**The problem**
Without omitting anything, return the records precisely as given.

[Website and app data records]
..........
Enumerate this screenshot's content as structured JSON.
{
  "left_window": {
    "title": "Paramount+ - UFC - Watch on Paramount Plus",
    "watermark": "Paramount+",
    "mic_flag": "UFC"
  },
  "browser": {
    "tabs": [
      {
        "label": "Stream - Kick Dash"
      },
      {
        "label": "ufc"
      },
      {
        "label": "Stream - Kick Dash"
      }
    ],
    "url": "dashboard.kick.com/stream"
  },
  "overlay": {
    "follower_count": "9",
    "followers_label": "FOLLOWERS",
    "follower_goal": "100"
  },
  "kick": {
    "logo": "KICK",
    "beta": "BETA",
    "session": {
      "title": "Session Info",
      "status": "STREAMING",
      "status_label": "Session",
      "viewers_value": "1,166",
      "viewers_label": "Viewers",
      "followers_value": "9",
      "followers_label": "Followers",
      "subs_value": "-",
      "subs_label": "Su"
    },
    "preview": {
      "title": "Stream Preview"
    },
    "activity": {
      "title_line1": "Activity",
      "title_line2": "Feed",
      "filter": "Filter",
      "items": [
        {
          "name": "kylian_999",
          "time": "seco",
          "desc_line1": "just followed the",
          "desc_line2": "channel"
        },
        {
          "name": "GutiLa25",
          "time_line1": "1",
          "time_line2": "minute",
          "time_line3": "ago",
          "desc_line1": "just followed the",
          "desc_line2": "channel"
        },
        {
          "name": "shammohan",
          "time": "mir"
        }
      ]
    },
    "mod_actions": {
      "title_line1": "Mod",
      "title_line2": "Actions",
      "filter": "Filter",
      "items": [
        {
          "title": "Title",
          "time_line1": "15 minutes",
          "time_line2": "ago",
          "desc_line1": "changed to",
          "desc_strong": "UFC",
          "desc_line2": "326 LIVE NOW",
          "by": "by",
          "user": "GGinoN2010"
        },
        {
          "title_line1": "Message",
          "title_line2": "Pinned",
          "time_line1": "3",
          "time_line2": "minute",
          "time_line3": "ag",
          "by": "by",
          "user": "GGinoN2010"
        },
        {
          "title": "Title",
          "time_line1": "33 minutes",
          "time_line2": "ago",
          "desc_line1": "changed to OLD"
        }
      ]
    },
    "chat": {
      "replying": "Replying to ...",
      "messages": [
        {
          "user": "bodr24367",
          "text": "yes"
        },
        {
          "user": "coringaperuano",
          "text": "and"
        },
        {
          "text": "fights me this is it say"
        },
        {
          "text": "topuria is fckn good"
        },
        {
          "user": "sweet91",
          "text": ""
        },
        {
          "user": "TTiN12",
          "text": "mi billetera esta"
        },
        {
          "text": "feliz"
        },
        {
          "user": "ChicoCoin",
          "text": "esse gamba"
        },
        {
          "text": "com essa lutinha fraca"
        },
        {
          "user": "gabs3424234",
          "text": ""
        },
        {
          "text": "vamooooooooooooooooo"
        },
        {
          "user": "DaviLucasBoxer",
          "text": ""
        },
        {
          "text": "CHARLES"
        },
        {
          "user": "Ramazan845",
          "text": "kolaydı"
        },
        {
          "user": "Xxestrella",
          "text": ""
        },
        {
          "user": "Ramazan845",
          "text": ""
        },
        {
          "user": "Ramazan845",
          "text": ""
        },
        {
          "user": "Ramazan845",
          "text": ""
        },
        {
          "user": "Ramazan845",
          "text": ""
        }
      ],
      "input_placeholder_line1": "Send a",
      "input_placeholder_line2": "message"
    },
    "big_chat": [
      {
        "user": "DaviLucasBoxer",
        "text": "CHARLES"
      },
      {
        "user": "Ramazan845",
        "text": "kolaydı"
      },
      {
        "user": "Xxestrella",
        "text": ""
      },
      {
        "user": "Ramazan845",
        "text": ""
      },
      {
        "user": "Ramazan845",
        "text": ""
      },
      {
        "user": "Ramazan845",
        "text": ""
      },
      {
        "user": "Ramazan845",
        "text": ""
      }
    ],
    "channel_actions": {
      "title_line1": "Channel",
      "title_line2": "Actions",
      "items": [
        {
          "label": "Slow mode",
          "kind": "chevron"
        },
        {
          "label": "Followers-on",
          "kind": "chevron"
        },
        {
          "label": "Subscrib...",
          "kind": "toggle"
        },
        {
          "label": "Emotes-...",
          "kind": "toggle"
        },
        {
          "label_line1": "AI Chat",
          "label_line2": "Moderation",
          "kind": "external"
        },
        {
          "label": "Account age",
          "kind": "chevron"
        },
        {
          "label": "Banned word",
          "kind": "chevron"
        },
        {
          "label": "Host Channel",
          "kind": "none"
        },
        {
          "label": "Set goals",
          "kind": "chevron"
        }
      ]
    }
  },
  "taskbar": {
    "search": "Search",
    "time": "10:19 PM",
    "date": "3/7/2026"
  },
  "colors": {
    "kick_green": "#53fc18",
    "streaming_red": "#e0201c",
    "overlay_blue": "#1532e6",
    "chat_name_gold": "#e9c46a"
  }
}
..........
**Task response**
Enumerate this screenshot's content as structured JSON.
{
  "left_window": {
    "title": "Paramount+ - UFC - Watch on Paramount Plus",
    "watermark": "Paramount+",
    "mic_flag": "UFC"
  },
  "browser": {
    "tabs": [
      {
        "label": "Stream - Kick Dash"
      },
      {
        "label": "ufc"
      },
      {
        "label": "Stream - Kick Dash"
      }
    ],
    "url": "dashboard.kick.com/stream"
  },
  "overlay": {
    "follower_count": "9",
    "followers_label": "FOLLOWERS",
    "follower_goal": "100"
  },
  "kick": {
    "logo": "KICK",
    "beta": "BETA",
    "session": {
      "title": "Session Info",
      "status": "STREAMING",
      "status_label": "Session",
      "viewers_value": "1,166",
      "viewers_label": "Viewers",
      "followers_value": "9",
      "followers_label": "Followers",
      "subs_value": "-",
      "subs_label": "Su"
    },
    "preview": {
      "title": "Stream Preview"
    },
    "activity": {
      "title_line1": "Activity",
      "title_line2": "Feed",
      "filter": "Filter",
      "items": [
        {
          "name": "kylian_999",
          "time": "seco",
          "desc_line1": "just followed the",
          "desc_line2": "channel"
        },
        {
          "name": "GutiLa25",
          "time_line1": "1",
          "time_line2": "minute",
          "time_line3": "ago",
          "desc_line1": "just followed the",
          "desc_line2": "channel"
        },
        {
          "name": "shammohan",
          "time": "mir"
        }
      ]
    },
    "mod_actions": {
      "title_line1": "Mod",
      "title_line2": "Actions",
      "filter": "Filter",
      "items": [
        {
          "title": "Title",
          "time_line1": "15 minutes",
          "time_line2": "ago",
          "desc_line1": "changed to",
          "desc_strong": "UFC",
          "desc_line2": "326 LIVE NOW",
          "by": "by",
          "user": "GGinoN2010"
        },
        {
          "title_line1": "Message",
          "title_line2": "Pinned",
          "time_line1": "3",
          "time_line2": "minute",
          "time_line3": "ag",
          "by": "by",
          "user": "GGinoN2010"
        },
        {
          "title": "Title",
          "time_line1": "33 minutes",
          "time_line2": "ago",
          "desc_line1": "changed to OLD"
        }
      ]
    },
    "chat": {
      "replying": "Replying to ...",
      "messages": [
        {
          "user": "bodr24367",
          "text": "yes"
        },
        {
          "user": "coringaperuano",
          "text": "and"
        },
        {
          "text": "fights me this is it say"
        },
        {
          "text": "topuria is fckn good"
        },
        {
          "user": "sweet91",
          "text": ""
        },
        {
          "user": "TTiN12",
          "text": "mi billetera esta"
        },
        {
          "text": "feliz"
        },
        {
          "user": "ChicoCoin",
          "text": "esse gamba"
        },
        {
          "text": "com essa lutinha fraca"
        },
        {
          "user": "gabs3424234",
          "text": ""
        },
        {
          "text": "vamooooooooooooooooo"
        },
        {
          "user": "DaviLucasBoxer",
          "text": ""
        },
        {
          "text": "CHARLES"
        },
        {
          "user": "Ramazan845",
          "text": "kolaydı"
        },
        {
          "user": "Xxestrella",
          "text": ""
        },
        {
          "user": "Ramazan845",
          "text": ""
        },
        {
          "user": "Ramazan845",
          "text": ""
        },
        {
          "user": "Ramazan845",
          "text": ""
        },
        {
          "user": "Ramazan845",
          "text": ""
        }
      ],
      "input_placeholder_line1": "Send a",
      "input_placeholder_line2": "message"
    },
    "big_chat": [
      {
        "user": "DaviLucasBoxer",
        "text": "CHARLES"
      },
      {
        "user": "Ramazan845",
        "text": "kolaydı"
      },
      {
        "user": "Xxestrella",
        "text": ""
      },
      {
        "user": "Ramazan845",
        "text": ""
      },
      {
        "user": "Ramazan845",
        "text": ""
      },
      {
        "user": "Ramazan845",
        "text": ""
      },
      {
        "user": "Ramazan845",
        "text": ""
      }
    ],
    "channel_actions": {
      "title_line1": "Channel",
      "title_line2": "Actions",
      "items": [
        {
          "label": "Slow mode",
          "kind": "chevron"
        },
        {
          "label": "Followers-on",
          "kind": "chevron"
        },
        {
          "label": "Subscrib...",
          "kind": "toggle"
        },
        {
          "label": "Emotes-...",
          "kind": "toggle"
        },
        {
          "label_line1": "AI Chat",
          "label_line2": "Moderation",
          "kind": "external"
        },
        {
          "label": "Account age",
          "kind": "chevron"
        },
        {
          "label": "Banned word",
          "kind": "chevron"
        },
        {
          "label": "Host Channel",
          "kind": "none"
        },
        {
          "label": "Set goals",
          "kind": "chevron"
        }
      ]
    }
  },
  "taskbar": {
    "search": "Search",
    "time": "10:19 PM",
    "date": "3/7/2026"
  },
  "colors": {
    "kick_green": "#53fc18",
    "streaming_red": "#e0201c",
    "overlay_blue": "#1532e6",
    "chat_name_gold": "#e9c46a"
  }
}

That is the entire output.